Although the Jejungwon, Kuse School and Kyungshin High School were all related to Underwood, his founding of a higher educational institute in the colonial period was an especially amazing feat.
This institute was the establishment of Kyungshin College in 1915, recognized as Yonhi College by the governor-general of Korea in 1917. This school embodied his ideal of a nondenominational school and emphasized the liberal arts.
Yonhi College permitted the admittance of non-Christian students and created a system in order to develop into a college. The establishment of literature, commercial, agriculture, mathematics, physics, applied chemistry and theology departments created a collegiate system for raising talents in various fields. In addition, the official recognition of its theology department established a foothold for students of all majors to receive a Christian liberal arts education.
Kyungshin College, begun as a joint union of the American Presbyterian, Canadian Presbyterian and North Methodist Churches, appointed Underwood as its first president in the YMCA Building in Jongno, downtown Seoul.
After Underwood passed away, Oliver R. Avison of the Severance Medical College became his successor, and afterwards Underwood’s son, Horace Horton (1890-1951), also known as Won Han-kyong, succeeded him. After liberation in 1945, the school’s name changed to Yonhi College and combined with Severance Medical School to become Yonsei University in 1957.
Underwood, his son Horace Horton, his grandson Horace Grant II (1917-2004), or Won Il-han, and their wives lie buried in the Seoul Yanghwajin Foreigners’ Cemetery. Underwood’s remains were interred at Union Hill in the U.S. and moved to Korea in 1999.
Professor Kim In-hoe, who was close to Horace Grant II, recalled that he would express pride in his family, saying their uniqueness “came from their spirit of education spread and planted by the courageous footsteps of strong faith and vast love while not giving up hope no matter how difficult the situation.”

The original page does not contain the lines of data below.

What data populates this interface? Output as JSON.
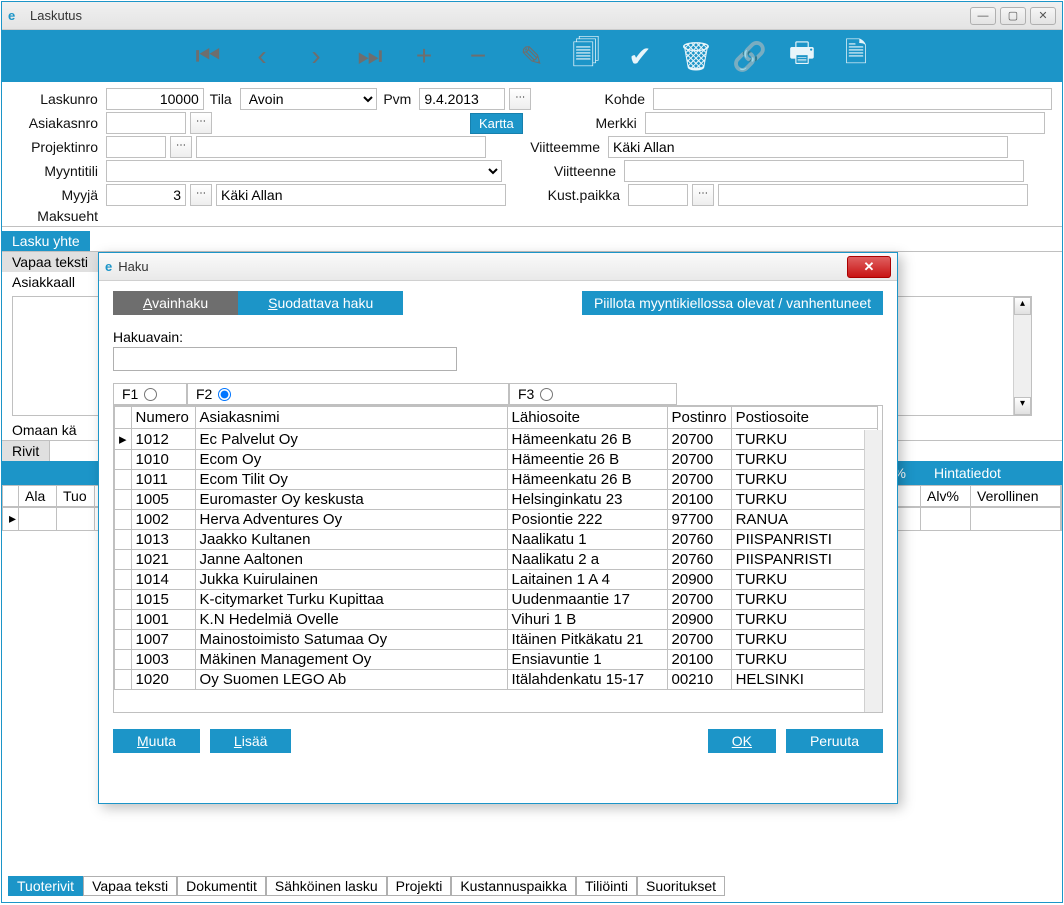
{
  "window": {
    "title": "Laskutus"
  },
  "form": {
    "laskunro_label": "Laskunro",
    "laskunro_value": "10000",
    "tila_label": "Tila",
    "tila_value": "Avoin",
    "pvm_label": "Pvm",
    "pvm_value": "9.4.2013",
    "asiakasnro_label": "Asiakasnro",
    "kartta_label": "Kartta",
    "projektinro_label": "Projektinro",
    "myyntitili_label": "Myyntitili",
    "myyja_label": "Myyjä",
    "myyja_nro": "3",
    "myyja_name": "Käki Allan",
    "kohde_label": "Kohde",
    "merkki_label": "Merkki",
    "viitteemme_label": "Viitteemme",
    "viitteemme_value": "Käki Allan",
    "viitteenne_label": "Viitteenne",
    "kustpaikka_label": "Kust.paikka",
    "maksuehto_label": "Maksueht"
  },
  "sections": {
    "lasku_yhte": "Lasku yhte",
    "vapaa_teksti": "Vapaa teksti",
    "asiakkaalle": "Asiakkaall",
    "omaan_kay": "Omaan kä",
    "rivit": "Rivit"
  },
  "rivit_cols": {
    "alv": "Alv%",
    "hintatiedot": "Hintatiedot",
    "ala": "Ala",
    "tuo": "Tuo",
    "verollinen": "Verollinen"
  },
  "bottom_tabs": [
    "Tuoterivit",
    "Vapaa teksti",
    "Dokumentit",
    "Sähköinen lasku",
    "Projekti",
    "Kustannuspaikka",
    "Tiliöinti",
    "Suoritukset"
  ],
  "dialog": {
    "title": "Haku",
    "tab_avain": "Avainhaku",
    "tab_suodat": "Suodattava haku",
    "hide_btn": "Piillota myyntikiellossa olevat / vanhentuneet",
    "hakuavain_label": "Hakuavain:",
    "hakuavain_value": "",
    "f1": "F1",
    "f2": "F2",
    "f3": "F3",
    "cols": {
      "numero": "Numero",
      "asiakasnimi": "Asiakasnimi",
      "lahiosoite": "Lähiosoite",
      "postinro": "Postinro",
      "postiosoite": "Postiosoite"
    },
    "rows": [
      {
        "numero": "1012",
        "asiakasnimi": "Ec Palvelut Oy",
        "lahiosoite": "Hämeenkatu 26 B",
        "postinro": "20700",
        "postiosoite": "TURKU"
      },
      {
        "numero": "1010",
        "asiakasnimi": "Ecom Oy",
        "lahiosoite": "Hämeentie 26 B",
        "postinro": "20700",
        "postiosoite": "TURKU"
      },
      {
        "numero": "1011",
        "asiakasnimi": "Ecom Tilit Oy",
        "lahiosoite": "Hämeenkatu 26 B",
        "postinro": "20700",
        "postiosoite": "TURKU"
      },
      {
        "numero": "1005",
        "asiakasnimi": "Euromaster Oy keskusta",
        "lahiosoite": "Helsinginkatu 23",
        "postinro": "20100",
        "postiosoite": "TURKU"
      },
      {
        "numero": "1002",
        "asiakasnimi": "Herva Adventures Oy",
        "lahiosoite": "Posiontie 222",
        "postinro": "97700",
        "postiosoite": "RANUA"
      },
      {
        "numero": "1013",
        "asiakasnimi": "Jaakko Kultanen",
        "lahiosoite": "Naalikatu 1",
        "postinro": "20760",
        "postiosoite": "PIISPANRISTI"
      },
      {
        "numero": "1021",
        "asiakasnimi": "Janne Aaltonen",
        "lahiosoite": "Naalikatu 2 a",
        "postinro": "20760",
        "postiosoite": "PIISPANRISTI"
      },
      {
        "numero": "1014",
        "asiakasnimi": "Jukka Kuirulainen",
        "lahiosoite": "Laitainen 1 A 4",
        "postinro": "20900",
        "postiosoite": "TURKU"
      },
      {
        "numero": "1015",
        "asiakasnimi": "K-citymarket Turku Kupittaa",
        "lahiosoite": "Uudenmaantie 17",
        "postinro": "20700",
        "postiosoite": "TURKU"
      },
      {
        "numero": "1001",
        "asiakasnimi": "K.N Hedelmiä Ovelle",
        "lahiosoite": "Vihuri 1 B",
        "postinro": "20900",
        "postiosoite": "TURKU"
      },
      {
        "numero": "1007",
        "asiakasnimi": "Mainostoimisto Satumaa Oy",
        "lahiosoite": "Itäinen Pitkäkatu 21",
        "postinro": "20700",
        "postiosoite": "TURKU"
      },
      {
        "numero": "1003",
        "asiakasnimi": "Mäkinen Management Oy",
        "lahiosoite": "Ensiavuntie 1",
        "postinro": "20100",
        "postiosoite": "TURKU"
      },
      {
        "numero": "1020",
        "asiakasnimi": "Oy Suomen LEGO Ab",
        "lahiosoite": "Itälahdenkatu 15-17",
        "postinro": "00210",
        "postiosoite": "HELSINKI"
      }
    ],
    "btn_muuta": "Muuta",
    "btn_lisaa": "Lisää",
    "btn_ok": "OK",
    "btn_peruuta": "Peruuta"
  }
}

By Kook Sung-ha
Curator, National Museum of Korean Contemporary History